DATA SECTION Block Start

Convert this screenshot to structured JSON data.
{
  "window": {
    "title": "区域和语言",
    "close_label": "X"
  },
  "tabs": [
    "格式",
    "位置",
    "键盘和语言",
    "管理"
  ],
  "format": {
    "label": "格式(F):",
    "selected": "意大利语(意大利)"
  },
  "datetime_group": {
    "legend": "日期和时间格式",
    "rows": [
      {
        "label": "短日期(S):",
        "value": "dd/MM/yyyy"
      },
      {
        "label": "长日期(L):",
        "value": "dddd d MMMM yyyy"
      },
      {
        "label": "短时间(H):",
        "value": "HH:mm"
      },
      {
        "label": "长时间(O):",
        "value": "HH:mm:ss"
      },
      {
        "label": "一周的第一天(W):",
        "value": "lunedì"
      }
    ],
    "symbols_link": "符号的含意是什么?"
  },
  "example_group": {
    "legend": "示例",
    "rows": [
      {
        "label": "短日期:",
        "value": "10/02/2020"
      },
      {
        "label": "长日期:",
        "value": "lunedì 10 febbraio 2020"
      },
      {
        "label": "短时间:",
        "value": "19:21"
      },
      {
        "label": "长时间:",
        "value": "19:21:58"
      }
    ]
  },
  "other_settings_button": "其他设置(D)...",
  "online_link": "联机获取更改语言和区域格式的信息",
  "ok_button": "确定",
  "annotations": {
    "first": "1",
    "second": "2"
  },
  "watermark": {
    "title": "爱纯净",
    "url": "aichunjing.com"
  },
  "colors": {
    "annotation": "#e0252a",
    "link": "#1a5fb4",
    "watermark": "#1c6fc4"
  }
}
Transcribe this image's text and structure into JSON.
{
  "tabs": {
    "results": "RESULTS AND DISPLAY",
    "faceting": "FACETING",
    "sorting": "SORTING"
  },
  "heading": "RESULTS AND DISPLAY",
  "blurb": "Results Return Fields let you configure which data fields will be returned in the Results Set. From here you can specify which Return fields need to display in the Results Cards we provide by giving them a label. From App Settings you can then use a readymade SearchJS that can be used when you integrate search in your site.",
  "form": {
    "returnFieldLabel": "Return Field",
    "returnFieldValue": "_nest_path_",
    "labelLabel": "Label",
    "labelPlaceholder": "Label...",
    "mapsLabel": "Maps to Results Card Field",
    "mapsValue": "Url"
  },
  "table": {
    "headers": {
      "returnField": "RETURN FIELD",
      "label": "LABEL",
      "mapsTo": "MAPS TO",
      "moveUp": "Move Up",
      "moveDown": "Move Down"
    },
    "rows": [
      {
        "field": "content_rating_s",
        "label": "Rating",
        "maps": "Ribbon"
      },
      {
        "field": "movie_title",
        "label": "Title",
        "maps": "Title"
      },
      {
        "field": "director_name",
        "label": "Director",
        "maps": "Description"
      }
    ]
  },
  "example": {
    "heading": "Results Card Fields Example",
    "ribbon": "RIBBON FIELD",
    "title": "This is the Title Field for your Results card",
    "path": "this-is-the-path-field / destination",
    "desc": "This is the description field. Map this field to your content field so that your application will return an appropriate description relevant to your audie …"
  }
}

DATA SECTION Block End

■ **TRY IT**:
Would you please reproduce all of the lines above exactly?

■ **SOLUTION BELOW**:
Convert this screenshot to structured JSON data.
{
  "window": {
    "title": "区域和语言",
    "close_label": "X"
  },
  "tabs": [
    "格式",
    "位置",
    "键盘和语言",
    "管理"
  ],
  "format": {
    "label": "格式(F):",
    "selected": "意大利语(意大利)"
  },
  "datetime_group": {
    "legend": "日期和时间格式",
    "rows": [
      {
        "label": "短日期(S):",
        "value": "dd/MM/yyyy"
      },
      {
        "label": "长日期(L):",
        "value": "dddd d MMMM yyyy"
      },
      {
        "label": "短时间(H):",
        "value": "HH:mm"
      },
      {
        "label": "长时间(O):",
        "value": "HH:mm:ss"
      },
      {
        "label": "一周的第一天(W):",
        "value": "lunedì"
      }
    ],
    "symbols_link": "符号的含意是什么?"
  },
  "example_group": {
    "legend": "示例",
    "rows": [
      {
        "label": "短日期:",
        "value": "10/02/2020"
      },
      {
        "label": "长日期:",
        "value": "lunedì 10 febbraio 2020"
      },
      {
        "label": "短时间:",
        "value": "19:21"
      },
      {
        "label": "长时间:",
        "value": "19:21:58"
      }
    ]
  },
  "other_settings_button": "其他设置(D)...",
  "online_link": "联机获取更改语言和区域格式的信息",
  "ok_button": "确定",
  "annotations": {
    "first": "1",
    "second": "2"
  },
  "watermark": {
    "title": "爱纯净",
    "url": "aichunjing.com"
  },
  "colors": {
    "annotation": "#e0252a",
    "link": "#1a5fb4",
    "watermark": "#1c6fc4"
  }
}
Transcribe this image's text and structure into JSON.
{
  "tabs": {
    "results": "RESULTS AND DISPLAY",
    "faceting": "FACETING",
    "sorting": "SORTING"
  },
  "heading": "RESULTS AND DISPLAY",
  "blurb": "Results Return Fields let you configure which data fields will be returned in the Results Set. From here you can specify which Return fields need to display in the Results Cards we provide by giving them a label. From App Settings you can then use a readymade SearchJS that can be used when you integrate search in your site.",
  "form": {
    "returnFieldLabel": "Return Field",
    "returnFieldValue": "_nest_path_",
    "labelLabel": "Label",
    "labelPlaceholder": "Label...",
    "mapsLabel": "Maps to Results Card Field",
    "mapsValue": "Url"
  },
  "table": {
    "headers": {
      "returnField": "RETURN FIELD",
      "label": "LABEL",
      "mapsTo": "MAPS TO",
      "moveUp": "Move Up",
      "moveDown": "Move Down"
    },
    "rows": [
      {
        "field": "content_rating_s",
        "label": "Rating",
        "maps": "Ribbon"
      },
      {
        "field": "movie_title",
        "label": "Title",
        "maps": "Title"
      },
      {
        "field": "director_name",
        "label": "Director",
        "maps": "Description"
      }
    ]
  },
  "example": {
    "heading": "Results Card Fields Example",
    "ribbon": "RIBBON FIELD",
    "title": "This is the Title Field for your Results card",
    "path": "this-is-the-path-field / destination",
    "desc": "This is the description field. Map this field to your content field so that your application will return an appropriate description relevant to your audie …"
  }
}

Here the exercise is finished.